Each time a line of the listing holds "kind", copy that line.

(RECORD SET Opens)

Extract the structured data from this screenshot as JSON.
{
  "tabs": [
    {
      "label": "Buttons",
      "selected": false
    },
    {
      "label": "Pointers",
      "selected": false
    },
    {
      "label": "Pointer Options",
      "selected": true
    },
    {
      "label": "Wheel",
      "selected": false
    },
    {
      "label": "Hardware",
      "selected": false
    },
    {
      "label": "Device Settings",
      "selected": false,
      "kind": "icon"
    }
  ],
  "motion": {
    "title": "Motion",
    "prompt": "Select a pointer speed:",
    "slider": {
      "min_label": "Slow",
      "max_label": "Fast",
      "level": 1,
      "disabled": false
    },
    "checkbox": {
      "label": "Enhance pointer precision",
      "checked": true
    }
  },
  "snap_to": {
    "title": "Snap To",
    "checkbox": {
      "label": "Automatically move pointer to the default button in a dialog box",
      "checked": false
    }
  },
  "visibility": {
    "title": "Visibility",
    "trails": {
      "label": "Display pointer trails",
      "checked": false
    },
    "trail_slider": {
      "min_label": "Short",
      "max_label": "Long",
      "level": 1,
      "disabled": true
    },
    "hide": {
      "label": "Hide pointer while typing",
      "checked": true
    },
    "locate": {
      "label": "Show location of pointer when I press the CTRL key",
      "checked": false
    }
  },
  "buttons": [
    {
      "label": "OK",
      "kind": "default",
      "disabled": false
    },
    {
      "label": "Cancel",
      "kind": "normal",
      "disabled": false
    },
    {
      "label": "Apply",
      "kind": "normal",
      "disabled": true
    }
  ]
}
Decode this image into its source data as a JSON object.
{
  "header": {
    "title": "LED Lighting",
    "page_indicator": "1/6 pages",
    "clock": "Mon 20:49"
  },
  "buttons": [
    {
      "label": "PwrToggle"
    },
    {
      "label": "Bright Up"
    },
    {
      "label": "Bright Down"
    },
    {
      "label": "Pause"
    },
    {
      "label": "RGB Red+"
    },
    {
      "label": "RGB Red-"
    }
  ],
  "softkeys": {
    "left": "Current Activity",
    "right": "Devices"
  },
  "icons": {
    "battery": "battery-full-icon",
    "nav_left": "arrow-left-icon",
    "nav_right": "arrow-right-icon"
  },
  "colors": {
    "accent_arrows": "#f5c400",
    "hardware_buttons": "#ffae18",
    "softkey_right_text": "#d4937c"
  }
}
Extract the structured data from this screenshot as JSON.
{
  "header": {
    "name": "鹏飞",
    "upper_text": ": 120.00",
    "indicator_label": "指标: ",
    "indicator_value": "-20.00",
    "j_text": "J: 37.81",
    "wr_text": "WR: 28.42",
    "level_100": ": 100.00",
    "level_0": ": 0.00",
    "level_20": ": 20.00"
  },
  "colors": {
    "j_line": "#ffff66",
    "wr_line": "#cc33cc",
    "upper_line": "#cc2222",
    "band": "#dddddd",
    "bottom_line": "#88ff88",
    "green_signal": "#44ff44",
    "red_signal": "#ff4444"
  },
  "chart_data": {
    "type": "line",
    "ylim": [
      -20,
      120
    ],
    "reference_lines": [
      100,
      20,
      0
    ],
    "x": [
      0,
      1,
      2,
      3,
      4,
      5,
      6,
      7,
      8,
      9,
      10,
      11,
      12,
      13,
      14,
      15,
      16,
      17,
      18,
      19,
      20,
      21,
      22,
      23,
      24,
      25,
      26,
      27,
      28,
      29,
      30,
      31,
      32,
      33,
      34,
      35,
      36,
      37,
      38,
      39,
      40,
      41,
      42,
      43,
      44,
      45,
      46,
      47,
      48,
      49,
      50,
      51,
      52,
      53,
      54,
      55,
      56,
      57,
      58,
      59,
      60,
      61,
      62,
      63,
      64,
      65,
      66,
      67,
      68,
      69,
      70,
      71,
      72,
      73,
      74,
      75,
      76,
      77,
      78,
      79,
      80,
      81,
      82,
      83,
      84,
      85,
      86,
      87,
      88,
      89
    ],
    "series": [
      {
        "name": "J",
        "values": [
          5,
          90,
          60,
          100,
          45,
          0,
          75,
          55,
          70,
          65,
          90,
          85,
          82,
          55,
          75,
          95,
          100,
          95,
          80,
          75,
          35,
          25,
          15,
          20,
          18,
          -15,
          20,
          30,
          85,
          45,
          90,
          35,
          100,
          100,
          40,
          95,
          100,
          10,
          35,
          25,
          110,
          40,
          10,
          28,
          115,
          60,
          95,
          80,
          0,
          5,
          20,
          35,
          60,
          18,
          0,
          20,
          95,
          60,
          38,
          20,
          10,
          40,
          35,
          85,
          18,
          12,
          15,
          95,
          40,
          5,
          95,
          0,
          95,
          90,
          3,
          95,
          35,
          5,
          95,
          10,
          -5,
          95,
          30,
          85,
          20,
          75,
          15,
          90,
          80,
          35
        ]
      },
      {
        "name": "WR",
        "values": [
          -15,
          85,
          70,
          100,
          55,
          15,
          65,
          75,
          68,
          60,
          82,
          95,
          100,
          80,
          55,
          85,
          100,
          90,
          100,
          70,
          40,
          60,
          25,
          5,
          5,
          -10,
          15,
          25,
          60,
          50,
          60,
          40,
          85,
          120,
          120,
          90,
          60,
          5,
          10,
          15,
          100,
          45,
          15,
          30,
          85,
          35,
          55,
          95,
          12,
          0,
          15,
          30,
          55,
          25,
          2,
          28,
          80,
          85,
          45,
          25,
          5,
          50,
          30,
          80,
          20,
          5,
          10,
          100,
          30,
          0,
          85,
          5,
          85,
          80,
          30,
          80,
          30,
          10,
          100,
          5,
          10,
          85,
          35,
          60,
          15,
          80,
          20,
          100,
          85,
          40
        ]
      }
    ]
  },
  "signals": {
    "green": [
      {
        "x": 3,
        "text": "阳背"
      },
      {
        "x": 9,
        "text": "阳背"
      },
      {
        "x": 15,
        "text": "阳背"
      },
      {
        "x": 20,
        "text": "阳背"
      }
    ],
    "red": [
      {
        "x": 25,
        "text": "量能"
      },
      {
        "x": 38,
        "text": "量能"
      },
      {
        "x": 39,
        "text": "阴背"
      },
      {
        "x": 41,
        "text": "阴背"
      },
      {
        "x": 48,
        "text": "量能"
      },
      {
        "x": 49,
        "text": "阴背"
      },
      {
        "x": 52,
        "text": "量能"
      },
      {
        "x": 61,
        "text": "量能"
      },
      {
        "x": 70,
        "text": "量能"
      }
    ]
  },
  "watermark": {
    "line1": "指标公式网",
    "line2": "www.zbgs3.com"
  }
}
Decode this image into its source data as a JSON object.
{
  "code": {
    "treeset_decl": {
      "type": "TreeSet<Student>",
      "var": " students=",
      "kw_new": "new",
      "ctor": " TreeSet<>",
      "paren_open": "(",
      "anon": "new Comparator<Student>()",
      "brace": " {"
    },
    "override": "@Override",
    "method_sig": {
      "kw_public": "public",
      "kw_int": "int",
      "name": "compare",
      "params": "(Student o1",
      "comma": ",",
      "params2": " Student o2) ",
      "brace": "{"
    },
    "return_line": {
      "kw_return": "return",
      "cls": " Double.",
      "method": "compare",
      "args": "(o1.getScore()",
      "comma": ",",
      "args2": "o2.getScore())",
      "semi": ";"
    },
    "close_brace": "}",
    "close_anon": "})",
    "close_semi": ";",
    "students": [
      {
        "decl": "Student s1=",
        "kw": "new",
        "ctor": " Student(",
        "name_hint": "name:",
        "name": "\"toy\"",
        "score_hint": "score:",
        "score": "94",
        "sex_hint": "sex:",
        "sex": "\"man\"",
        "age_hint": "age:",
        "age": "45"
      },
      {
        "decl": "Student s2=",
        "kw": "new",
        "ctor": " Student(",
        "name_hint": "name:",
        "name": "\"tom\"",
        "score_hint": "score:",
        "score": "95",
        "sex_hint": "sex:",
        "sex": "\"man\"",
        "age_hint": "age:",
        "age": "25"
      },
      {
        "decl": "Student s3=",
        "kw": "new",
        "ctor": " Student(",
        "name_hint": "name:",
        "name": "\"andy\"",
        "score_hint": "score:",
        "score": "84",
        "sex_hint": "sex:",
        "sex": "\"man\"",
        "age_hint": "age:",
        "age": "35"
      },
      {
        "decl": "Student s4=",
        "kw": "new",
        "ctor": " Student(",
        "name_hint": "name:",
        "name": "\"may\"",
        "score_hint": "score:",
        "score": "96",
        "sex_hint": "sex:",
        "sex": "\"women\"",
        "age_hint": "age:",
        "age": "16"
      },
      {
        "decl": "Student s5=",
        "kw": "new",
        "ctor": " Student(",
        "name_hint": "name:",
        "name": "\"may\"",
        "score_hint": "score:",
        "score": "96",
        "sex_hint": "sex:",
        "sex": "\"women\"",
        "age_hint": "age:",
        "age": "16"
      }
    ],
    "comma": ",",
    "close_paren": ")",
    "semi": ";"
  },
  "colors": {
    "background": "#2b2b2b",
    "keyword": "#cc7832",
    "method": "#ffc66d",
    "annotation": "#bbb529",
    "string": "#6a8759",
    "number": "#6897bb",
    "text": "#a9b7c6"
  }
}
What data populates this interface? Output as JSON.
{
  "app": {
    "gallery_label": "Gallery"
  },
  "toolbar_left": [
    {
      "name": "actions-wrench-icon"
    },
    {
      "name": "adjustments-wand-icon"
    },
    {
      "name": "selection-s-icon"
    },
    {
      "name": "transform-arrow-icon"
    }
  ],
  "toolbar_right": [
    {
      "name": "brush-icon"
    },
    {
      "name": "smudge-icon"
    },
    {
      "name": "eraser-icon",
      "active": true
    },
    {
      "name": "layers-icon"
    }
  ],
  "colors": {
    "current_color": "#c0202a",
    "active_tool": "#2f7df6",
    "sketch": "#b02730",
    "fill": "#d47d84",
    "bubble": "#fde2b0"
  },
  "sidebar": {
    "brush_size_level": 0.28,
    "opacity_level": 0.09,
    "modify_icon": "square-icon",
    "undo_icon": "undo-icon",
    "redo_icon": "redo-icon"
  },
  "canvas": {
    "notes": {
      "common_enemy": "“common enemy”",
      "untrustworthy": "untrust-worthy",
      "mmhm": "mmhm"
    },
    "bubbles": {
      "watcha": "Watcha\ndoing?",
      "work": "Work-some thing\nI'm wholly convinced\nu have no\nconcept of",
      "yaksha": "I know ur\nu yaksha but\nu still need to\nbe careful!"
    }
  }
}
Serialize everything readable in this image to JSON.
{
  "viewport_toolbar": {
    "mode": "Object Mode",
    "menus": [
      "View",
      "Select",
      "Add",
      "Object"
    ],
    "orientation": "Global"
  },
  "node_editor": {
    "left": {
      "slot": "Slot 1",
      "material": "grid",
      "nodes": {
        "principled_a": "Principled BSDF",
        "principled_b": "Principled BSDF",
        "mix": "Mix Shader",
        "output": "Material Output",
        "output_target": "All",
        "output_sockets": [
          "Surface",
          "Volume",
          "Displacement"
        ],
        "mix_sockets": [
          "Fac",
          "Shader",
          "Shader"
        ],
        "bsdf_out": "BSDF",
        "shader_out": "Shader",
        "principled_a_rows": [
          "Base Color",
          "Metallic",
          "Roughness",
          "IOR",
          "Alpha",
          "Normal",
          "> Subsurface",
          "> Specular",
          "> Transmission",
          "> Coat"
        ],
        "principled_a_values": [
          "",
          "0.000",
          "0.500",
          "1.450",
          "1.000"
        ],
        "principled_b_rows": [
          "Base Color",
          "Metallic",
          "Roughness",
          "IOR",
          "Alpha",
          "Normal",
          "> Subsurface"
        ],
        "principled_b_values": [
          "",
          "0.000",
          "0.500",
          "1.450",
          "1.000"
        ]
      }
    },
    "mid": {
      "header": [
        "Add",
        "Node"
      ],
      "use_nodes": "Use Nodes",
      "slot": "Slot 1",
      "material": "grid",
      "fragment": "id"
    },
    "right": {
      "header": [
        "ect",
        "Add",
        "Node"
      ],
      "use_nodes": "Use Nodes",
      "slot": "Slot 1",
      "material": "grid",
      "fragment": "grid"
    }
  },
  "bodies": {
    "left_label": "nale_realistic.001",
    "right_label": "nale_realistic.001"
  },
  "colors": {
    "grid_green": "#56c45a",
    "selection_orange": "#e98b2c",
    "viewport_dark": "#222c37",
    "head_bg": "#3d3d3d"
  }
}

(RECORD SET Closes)

COMPLETED TASK -
      "kind": "icon"
      "kind": "default",
      "kind": "normal",
      "kind": "normal",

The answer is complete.